the premise: Exactly what it says on the tin: it’s a collection of short fiction by Erdrich, whose career spans from the 1970s to the present. The Red Convertible contains several short stories that Erdrich later turned into longer works, most notably “Future Home of the Living God,” a story about human evolution and motherhood that was released as a novel last year.

why I’m excited: I decided to do an Erdrich deep-dive both because I love her work (she’s been a heavy influence on the way I think about fiction, and I can only hope my work is a fraction as good as hers) and because the recent revelations about Sherman Alexie have me wanting to think more deeply about my relationship to works by Native American writers. Erdrich is one of the greats, and I’m hoping to read more work by newer Native authors this year, too. (Rebecca Roanhorse comes to mind–her story “Welcome to Your Authentic Indian Experience™” is chilling and she has a novel, Trail of Lightning, releasing this year.)

Black Klansman: Race, Hate, and the Undercover Investigation of a Lifetime by Ron Stallworth

Goodreads | Amazon | Barnes & Noble | IndieBound

9781250299048

the premise: Stallworth is a real-life law enforcement veteran who undertook an incredibly risky infiltration operation into the Ku Klux Klan beginning in 1978. Stallworth was the voice on the phone, and his white and Jewish coworkers showed up in person to rallies. The operation exposed white supremacists infiltrating the military, sabotaged cross burnings, and even fooled David Duke.

why I’m excited: I first heard of this story because of the trailer for Spike Lee’s upcoming adaptation of this memoir, which debuted at Cannes recently and was highly acclaimed. You should watch that trailer, because it’s amazing:

I couldn’t believe that this actually happened, but it did, and Stallworth has a hell of a story to tell.
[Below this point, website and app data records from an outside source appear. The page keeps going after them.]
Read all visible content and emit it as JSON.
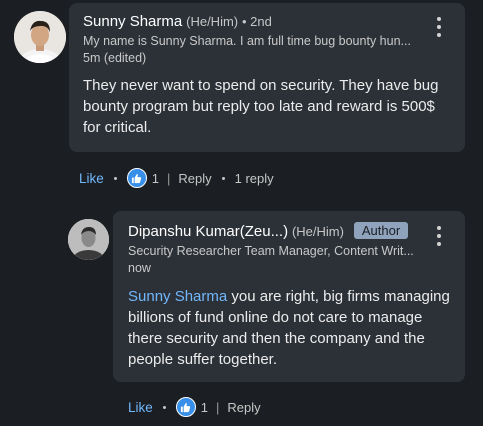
{
  "comment": {
    "author": "Sunny Sharma",
    "pronouns": "(He/Him)",
    "degree": "• 2nd",
    "headline": "My name is Sunny Sharma. I am full time bug bounty hun...",
    "time": "5m (edited)",
    "text": "They never want to spend on security. They have bug bounty program but reply too late and reward is 500$ for critical.",
    "actions": {
      "like": "Like",
      "reaction_count": "1",
      "reply": "Reply",
      "replies": "1 reply"
    }
  },
  "reply": {
    "author": "Dipanshu Kumar(Zeu...)",
    "pronouns": "(He/Him)",
    "badge": "Author",
    "headline": "Security Researcher Team Manager, Content Writ...",
    "time": "now",
    "mention": "Sunny Sharma",
    "text": " you are right, big firms managing billions of fund online do not care to manage there security and then the company and the people suffer together.",
    "actions": {
      "like": "Like",
      "reaction_count": "1",
      "reply": "Reply"
    }
  },
  "colors": {
    "background": "#1b1f23",
    "bubble": "#2c3138",
    "link": "#71b7fb",
    "reaction": "#378fe9",
    "badge": "#8fa3bd"
  },
  "icons": [
    "more-options-icon",
    "thumbs-up-reaction-icon"
  ]
}
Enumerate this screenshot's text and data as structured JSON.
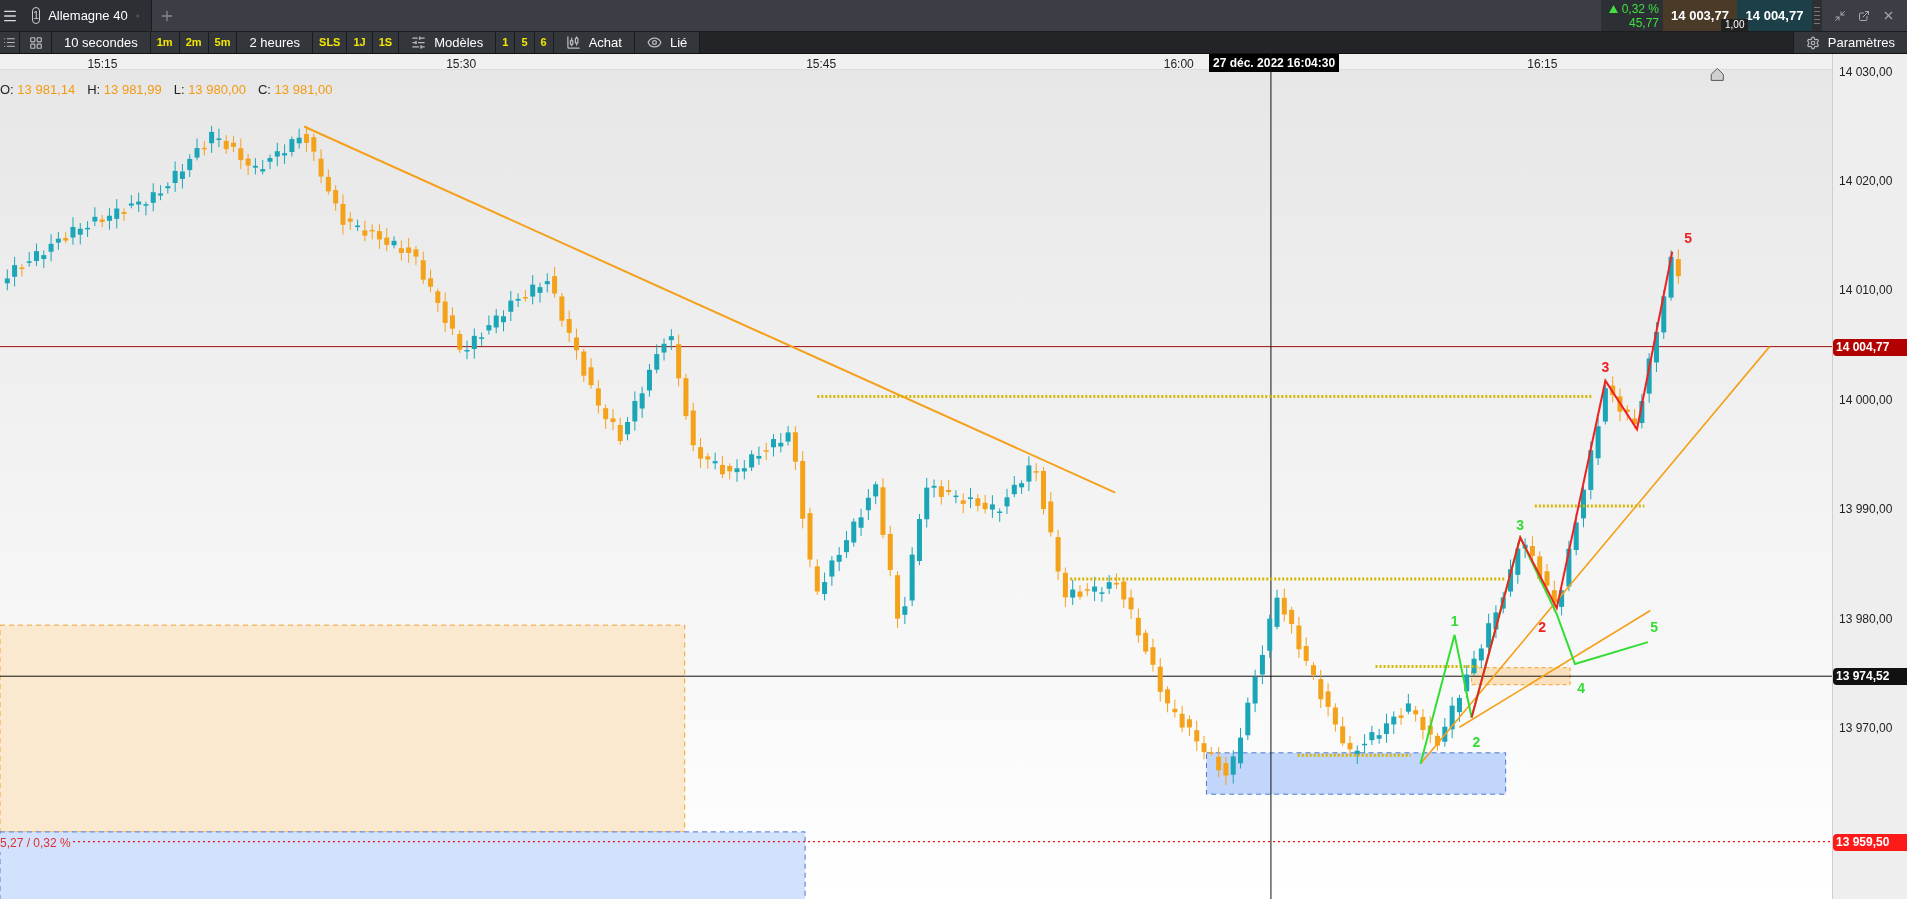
{
  "top_bar": {
    "tab": {
      "number": "1",
      "title": "Allemagne 40"
    },
    "change": {
      "rising": true,
      "percent": "0,32 %",
      "points": "45,77"
    },
    "bid": "14 003,77",
    "ask": "14 004,77",
    "spread": "1,00"
  },
  "toolbar": {
    "items": [
      {
        "kind": "select",
        "label": "10 secondes"
      },
      {
        "kind": "quick",
        "label": "1m"
      },
      {
        "kind": "quick",
        "label": "2m"
      },
      {
        "kind": "quick",
        "label": "5m"
      },
      {
        "kind": "select",
        "label": "2 heures"
      },
      {
        "kind": "quick",
        "label": "SLS"
      },
      {
        "kind": "quick",
        "label": "1J"
      },
      {
        "kind": "quick",
        "label": "1S"
      },
      {
        "kind": "templates",
        "label": "Modèles"
      },
      {
        "kind": "quick",
        "label": "1"
      },
      {
        "kind": "quick",
        "label": "5"
      },
      {
        "kind": "quick",
        "label": "6"
      },
      {
        "kind": "buy",
        "label": "Achat"
      },
      {
        "kind": "linked",
        "label": "Lié"
      }
    ],
    "settings": "Paramètres"
  },
  "time_axis": {
    "labels": [
      "15:15",
      "15:30",
      "15:45",
      "16:00",
      "16:15"
    ],
    "crosshair": "27 déc. 2022 16:04:30"
  },
  "ohlc": [
    {
      "label": "O:",
      "value": "13 981,14"
    },
    {
      "label": "H:",
      "value": "13 981,99"
    },
    {
      "label": "L:",
      "value": "13 980,00"
    },
    {
      "label": "C:",
      "value": "13 981,00"
    }
  ],
  "price_axis": {
    "ticks": [
      "14 030,00",
      "14 020,00",
      "14 010,00",
      "14 000,00",
      "13 990,00",
      "13 980,00",
      "13 970,00"
    ],
    "markers": [
      {
        "kind": "last",
        "value": "14 004,77"
      },
      {
        "kind": "crosshair",
        "value": "13 974,52"
      },
      {
        "kind": "alert",
        "value": "13 959,50"
      }
    ]
  },
  "alert_note": "5,27 / 0,32 %",
  "waves": [
    {
      "color": "#33dd33",
      "labels": [
        "1",
        "2",
        "3",
        "4",
        "5"
      ]
    },
    {
      "color": "#ee2222",
      "labels": [
        "2",
        "3",
        "5"
      ]
    }
  ]
}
I can’t wait to dig into this one to get more of the facts before watching the film, which looks like it’s on the stylized side.

Ask Me About My Uterus: A Quest to Make Doctors Believe in Women’s Pain by Abby Norman

Goodreads | Amazon | Barnes & Noble | IndieBound

9781568585819

the premise: Abby Norman went from college student and dancer to sudden dropout who was bedridden because of pain. Doctors assumed it was a UTI and sent her home with antibiotics; Norman knew something else was wrong, and embarked on a quest to figure out what. Norman was eventually diagnosed with endometriosis and now works as a science reporter. Ask Me About My Uterus is an exploration not just of her own story, but of medicine’s long history of dismissing women’s pain and suppressing women’s access to good treatment.

why I’m excited: I have endometriosis and am currently facing surgery to correct it. It’s a hell disease that’s taken a terrible toll on my life, and I’ve faced a lot of dismissal and misdiagnosis (though I’m lucky to be diagnosed at 23 when many others wait decades for diagnosis and treatment). Unsurprisingly, this book is personal for me, but I’m also academically interested in this book (as with Natural Causes, this has major public health implications). I almost squealed out loud when I saw this book available on my library’s new arrivals shelf and I can’t wait to read it.


What’s in your bookbag this week? Do you have any exciting weekend reading plans? Let me know in the comments, and feel free to link to your own book reviews and blog posts!